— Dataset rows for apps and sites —
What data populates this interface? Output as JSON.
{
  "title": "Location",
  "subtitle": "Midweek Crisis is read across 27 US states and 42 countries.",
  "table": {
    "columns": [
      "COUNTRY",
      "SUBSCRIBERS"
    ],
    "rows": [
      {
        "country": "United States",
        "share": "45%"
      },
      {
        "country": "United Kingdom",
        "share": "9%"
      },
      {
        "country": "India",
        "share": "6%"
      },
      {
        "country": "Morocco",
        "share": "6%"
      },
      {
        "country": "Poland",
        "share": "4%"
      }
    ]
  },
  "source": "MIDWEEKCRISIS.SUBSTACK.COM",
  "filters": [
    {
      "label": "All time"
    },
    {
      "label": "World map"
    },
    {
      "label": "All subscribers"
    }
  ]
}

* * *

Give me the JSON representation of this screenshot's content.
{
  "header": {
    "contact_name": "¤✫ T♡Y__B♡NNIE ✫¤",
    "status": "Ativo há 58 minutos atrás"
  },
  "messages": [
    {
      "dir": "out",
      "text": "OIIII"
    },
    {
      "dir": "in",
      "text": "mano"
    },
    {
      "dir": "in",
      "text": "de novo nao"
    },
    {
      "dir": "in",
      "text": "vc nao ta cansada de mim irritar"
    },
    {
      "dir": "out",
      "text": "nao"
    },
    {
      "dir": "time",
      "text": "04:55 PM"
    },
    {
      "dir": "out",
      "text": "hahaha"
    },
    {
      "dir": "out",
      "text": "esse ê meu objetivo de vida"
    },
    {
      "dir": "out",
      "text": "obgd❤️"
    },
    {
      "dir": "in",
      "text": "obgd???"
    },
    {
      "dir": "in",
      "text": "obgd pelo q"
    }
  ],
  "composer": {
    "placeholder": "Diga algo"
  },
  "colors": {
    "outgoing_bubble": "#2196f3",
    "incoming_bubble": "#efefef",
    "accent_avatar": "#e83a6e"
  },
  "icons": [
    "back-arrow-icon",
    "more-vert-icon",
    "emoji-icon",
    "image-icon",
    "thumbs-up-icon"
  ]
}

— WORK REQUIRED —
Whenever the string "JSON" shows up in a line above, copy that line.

— ANSWER TO THE EXERCISE —
What data populates this interface? Output as JSON.
Give me the JSON representation of this screenshot's content.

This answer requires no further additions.